[Source material]

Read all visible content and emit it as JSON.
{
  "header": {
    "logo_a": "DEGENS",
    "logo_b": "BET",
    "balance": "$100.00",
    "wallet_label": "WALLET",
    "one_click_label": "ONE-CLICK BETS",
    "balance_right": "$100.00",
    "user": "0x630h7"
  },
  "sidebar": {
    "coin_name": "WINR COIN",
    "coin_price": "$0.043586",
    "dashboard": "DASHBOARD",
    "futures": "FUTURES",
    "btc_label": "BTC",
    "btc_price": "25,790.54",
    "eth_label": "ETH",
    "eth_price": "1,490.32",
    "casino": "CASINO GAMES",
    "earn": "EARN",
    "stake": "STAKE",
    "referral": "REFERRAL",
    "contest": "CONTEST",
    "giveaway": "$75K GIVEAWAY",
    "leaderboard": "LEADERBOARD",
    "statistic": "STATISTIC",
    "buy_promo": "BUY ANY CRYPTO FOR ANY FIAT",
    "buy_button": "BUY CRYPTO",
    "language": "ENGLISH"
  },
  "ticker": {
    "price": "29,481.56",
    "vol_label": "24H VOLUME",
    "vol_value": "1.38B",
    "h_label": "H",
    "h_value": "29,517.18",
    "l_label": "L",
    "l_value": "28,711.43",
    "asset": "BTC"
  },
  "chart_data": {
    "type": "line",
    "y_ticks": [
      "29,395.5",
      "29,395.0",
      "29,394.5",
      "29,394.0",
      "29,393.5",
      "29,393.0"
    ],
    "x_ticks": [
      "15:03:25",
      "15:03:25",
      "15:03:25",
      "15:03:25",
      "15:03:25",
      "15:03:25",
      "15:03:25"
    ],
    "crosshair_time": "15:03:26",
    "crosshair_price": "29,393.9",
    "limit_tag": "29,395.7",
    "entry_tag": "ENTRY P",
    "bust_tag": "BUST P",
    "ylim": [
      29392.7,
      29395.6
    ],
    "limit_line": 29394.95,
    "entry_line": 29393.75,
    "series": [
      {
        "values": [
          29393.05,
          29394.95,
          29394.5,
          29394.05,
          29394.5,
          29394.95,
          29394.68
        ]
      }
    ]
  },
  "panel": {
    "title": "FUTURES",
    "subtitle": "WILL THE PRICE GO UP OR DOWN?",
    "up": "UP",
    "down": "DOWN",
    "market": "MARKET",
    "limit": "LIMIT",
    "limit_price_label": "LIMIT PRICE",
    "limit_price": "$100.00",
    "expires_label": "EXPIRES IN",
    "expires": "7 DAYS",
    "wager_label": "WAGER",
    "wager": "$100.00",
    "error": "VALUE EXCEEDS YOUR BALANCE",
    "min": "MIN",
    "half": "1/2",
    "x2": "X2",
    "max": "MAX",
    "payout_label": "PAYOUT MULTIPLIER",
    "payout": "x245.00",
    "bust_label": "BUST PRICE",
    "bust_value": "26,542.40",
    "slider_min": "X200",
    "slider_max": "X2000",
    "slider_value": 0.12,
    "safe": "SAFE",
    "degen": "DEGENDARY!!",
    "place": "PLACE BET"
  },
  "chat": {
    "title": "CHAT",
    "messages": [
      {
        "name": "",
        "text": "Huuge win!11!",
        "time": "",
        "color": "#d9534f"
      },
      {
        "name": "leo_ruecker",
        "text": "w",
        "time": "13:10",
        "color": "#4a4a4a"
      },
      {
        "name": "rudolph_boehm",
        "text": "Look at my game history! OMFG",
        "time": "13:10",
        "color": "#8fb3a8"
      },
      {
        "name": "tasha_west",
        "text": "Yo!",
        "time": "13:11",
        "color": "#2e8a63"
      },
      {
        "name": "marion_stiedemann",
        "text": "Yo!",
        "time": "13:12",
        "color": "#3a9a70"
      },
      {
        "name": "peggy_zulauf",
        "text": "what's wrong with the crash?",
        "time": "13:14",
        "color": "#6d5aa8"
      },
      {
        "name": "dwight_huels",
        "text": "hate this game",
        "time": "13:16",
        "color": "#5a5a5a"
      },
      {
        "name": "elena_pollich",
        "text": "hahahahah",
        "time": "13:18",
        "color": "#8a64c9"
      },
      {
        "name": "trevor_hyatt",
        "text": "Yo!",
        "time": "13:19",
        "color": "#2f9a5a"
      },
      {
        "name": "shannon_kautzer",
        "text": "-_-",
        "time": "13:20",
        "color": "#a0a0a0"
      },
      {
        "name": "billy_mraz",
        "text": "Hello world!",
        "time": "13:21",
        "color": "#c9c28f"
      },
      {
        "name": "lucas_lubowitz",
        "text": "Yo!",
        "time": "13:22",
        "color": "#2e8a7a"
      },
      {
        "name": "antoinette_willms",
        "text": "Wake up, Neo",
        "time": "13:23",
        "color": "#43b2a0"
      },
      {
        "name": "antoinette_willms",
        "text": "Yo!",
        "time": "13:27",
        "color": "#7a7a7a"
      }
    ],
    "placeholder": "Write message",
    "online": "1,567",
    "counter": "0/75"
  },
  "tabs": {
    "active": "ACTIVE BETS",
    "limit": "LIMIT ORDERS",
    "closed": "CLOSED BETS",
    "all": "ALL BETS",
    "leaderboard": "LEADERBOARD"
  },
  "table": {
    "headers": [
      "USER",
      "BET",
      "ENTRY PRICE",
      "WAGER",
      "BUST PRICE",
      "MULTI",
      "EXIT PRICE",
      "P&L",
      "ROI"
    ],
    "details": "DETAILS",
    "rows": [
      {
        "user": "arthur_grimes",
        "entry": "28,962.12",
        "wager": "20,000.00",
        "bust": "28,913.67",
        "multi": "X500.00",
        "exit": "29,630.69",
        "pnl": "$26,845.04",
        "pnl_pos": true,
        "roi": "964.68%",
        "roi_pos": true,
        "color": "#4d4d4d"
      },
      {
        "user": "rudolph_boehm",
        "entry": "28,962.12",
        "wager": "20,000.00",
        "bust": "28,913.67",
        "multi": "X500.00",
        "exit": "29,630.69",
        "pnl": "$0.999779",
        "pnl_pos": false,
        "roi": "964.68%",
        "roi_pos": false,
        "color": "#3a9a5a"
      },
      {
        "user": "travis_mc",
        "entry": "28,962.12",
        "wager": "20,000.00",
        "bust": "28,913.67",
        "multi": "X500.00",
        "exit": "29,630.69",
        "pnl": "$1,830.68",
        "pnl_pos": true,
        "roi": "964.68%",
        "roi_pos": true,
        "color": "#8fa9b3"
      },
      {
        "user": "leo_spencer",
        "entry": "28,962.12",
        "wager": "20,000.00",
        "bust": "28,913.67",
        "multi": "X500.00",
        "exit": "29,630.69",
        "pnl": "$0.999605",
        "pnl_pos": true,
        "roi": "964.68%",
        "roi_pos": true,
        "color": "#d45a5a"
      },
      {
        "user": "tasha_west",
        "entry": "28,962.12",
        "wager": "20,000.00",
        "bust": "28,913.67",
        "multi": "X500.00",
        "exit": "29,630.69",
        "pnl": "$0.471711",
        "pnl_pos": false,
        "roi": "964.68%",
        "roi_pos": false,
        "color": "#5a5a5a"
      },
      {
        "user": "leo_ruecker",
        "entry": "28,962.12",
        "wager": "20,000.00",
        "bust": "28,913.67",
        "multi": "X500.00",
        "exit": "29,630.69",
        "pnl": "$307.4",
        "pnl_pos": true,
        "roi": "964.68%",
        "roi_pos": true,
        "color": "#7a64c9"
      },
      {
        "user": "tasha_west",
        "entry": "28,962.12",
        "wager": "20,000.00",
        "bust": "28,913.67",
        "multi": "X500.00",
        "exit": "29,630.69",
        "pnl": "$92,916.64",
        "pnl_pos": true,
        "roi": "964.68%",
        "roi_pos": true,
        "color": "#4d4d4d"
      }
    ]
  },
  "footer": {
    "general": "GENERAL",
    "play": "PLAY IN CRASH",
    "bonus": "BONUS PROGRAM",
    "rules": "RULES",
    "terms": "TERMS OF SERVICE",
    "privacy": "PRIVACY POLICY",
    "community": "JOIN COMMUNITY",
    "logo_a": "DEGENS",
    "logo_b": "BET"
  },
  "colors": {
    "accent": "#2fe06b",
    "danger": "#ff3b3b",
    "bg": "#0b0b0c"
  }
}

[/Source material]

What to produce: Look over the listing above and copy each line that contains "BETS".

Task response:
    "one_click_label": "ONE-CLICK BETS",
    "active": "ACTIVE BETS",
    "closed": "CLOSED BETS",
    "all": "ALL BETS",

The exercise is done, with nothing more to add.